The footage coming out of French cities in recent days has revealed unabating anger, violence and terror on the streets as French President Emmanuel Macron has been unsuccessful to appease citizens for the past one and a half year, starting from the anti-establishment Yellow Vests protests.
Lately, there have been instances of protesting firefighters setting themselves on fire and a large group of riot police, in uniform, squaring up before piling onto each other for a mass brawl. This ongoing unrest in France underscores the sheer level of violence and fury that is directed toward its political establishment and police who enforce their will. The protests are in danger of spiraling out of control.
Defying weeks of nationwide protests against pension reforms, President Macron, while keen to make progress in talks with unions, is still determined to push through with his pension reform plans. Unions have also refused to back down on Macron's reforms. The outcome appears to depend on who gives in first.
This week saw clashes between firefighters and police on the streets of Paris. Violent scenes were shared across social media, showing police using tear gas and batons against the protesters. The protest by firefighters, who in France also respond to general emergency calls, was the latest to hit Paris in recent weeks as unions battle controversial government pension reforms. The firefighters are demanding a special salary premium that acknowledges the risks of their job to be brought in line with that of the police, staff levels maintained, and the preservation of their existing pension system.
France has been gripped by protests and strikes since Dec. 5 over President Macron's controversial pension reform plans. The French government's deepest concern seems to be the possibility of these events snowballing into a continuation of the Yellow Vest Movement by reigniting it.
Le Pen promises to defeat Macron
France's far-right leader, Marine Le Pen, decried the chaos and violence that has engulfed her country in the last 14 months under President Macron's rule, saying that she is "the only candidate to beat an out-of-touch and elitist president," in an interview with the Financial Times Thursday.

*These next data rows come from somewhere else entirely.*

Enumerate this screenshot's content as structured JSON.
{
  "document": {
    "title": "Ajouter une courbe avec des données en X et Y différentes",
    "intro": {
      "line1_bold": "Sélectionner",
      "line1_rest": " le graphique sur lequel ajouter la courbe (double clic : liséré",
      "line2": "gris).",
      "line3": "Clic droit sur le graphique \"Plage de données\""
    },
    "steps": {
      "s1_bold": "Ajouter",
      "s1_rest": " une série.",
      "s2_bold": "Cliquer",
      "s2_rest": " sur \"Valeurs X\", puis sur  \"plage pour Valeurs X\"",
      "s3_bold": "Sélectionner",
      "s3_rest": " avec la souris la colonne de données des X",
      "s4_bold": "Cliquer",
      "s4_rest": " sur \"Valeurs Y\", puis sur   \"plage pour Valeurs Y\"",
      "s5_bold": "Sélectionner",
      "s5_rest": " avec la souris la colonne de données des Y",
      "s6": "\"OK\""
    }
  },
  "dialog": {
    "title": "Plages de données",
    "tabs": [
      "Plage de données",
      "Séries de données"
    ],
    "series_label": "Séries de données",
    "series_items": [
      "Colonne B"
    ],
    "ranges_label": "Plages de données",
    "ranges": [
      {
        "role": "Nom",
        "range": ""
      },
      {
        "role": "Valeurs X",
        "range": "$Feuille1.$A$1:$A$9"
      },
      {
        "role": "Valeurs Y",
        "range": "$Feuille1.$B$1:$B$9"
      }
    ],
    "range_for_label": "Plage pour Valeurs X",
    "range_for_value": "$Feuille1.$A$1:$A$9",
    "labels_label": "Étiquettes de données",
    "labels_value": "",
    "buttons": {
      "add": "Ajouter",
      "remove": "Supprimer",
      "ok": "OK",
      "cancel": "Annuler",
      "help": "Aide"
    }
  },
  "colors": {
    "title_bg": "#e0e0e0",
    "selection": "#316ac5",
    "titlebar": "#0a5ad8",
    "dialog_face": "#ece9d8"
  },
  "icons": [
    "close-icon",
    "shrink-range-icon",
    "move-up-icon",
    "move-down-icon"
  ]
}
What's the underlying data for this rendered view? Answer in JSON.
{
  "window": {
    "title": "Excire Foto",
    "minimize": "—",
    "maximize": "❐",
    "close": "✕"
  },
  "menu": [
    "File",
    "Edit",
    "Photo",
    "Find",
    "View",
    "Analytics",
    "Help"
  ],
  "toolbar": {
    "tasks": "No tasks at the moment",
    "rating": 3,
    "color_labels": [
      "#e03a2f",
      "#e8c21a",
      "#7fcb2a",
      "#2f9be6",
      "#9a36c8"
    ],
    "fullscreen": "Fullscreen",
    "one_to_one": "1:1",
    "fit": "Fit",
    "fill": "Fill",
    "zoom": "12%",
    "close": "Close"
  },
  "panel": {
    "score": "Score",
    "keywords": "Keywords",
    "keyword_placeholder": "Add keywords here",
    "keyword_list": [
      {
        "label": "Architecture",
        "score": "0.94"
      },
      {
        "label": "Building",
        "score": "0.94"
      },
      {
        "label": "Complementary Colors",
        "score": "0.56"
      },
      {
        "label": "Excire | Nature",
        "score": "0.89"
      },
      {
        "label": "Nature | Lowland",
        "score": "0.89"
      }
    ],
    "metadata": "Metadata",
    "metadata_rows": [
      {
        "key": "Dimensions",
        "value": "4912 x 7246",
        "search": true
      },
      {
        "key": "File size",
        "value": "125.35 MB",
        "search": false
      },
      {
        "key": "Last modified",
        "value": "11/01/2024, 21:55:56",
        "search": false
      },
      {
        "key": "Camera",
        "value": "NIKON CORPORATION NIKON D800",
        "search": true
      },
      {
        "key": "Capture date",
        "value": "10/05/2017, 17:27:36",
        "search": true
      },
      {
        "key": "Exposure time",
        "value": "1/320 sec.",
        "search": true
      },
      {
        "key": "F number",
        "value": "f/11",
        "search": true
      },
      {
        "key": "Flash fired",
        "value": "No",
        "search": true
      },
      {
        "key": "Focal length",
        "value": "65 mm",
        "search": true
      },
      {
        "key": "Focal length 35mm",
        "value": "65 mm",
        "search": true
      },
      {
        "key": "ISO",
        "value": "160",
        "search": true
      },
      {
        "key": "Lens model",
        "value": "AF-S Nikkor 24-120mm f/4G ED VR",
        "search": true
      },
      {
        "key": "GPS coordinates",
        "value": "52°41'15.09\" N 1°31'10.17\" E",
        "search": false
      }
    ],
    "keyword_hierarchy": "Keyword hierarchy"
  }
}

"Emmanuel Macron is the last gasp of the old system," she said. "He was presented as a new broom, and look what we've got. France has been mired in violence for 14 months. He said in 2017, 'It's me or chaos,' and we've had uninterrupted chaos since he took power." After her defeat in France's 2017 general election, Le Pen's resurrection in the next election seems highly possible as she has tapped into the anger of France's anti-establishment yellow vest protesters, many of whom share her views, especially on the dangers of mass immigration to the dominance of Paris over the rest of France.
Despite a series of concessions, including a pledge to police, pilots and many transport workers that they will still be able to stop working before the official retirement age, the Macron government has largely held firm with a reform promised by Macron during his 2017 presidential campaign. He says the new system will be more transparent and fairer, in particular to women and low-income workers such as farmers. Macron also appears determined to succeed where previous governments have failed when tackling France's sprawling pension system. So far, the strikes appear to have only mildly dented France's economy overall, though many businesses reported steep revenue declines over the crucial holiday shopping season, especially in Paris.
The worst of the strikes on the Paris public transport system has now petered out, but the hard-line unions have vowed not to give in. The rallies were marred by vandalism and clashes with security forces, often by far-left "black bloc" protesters, leading to dozens of injuries and arrests. But the government has faced accusations of condoning heavy-handed police tactics after a series of videos showing officers striking detained marchers or firing rubber bullets at point-blank range drew outrage on social media.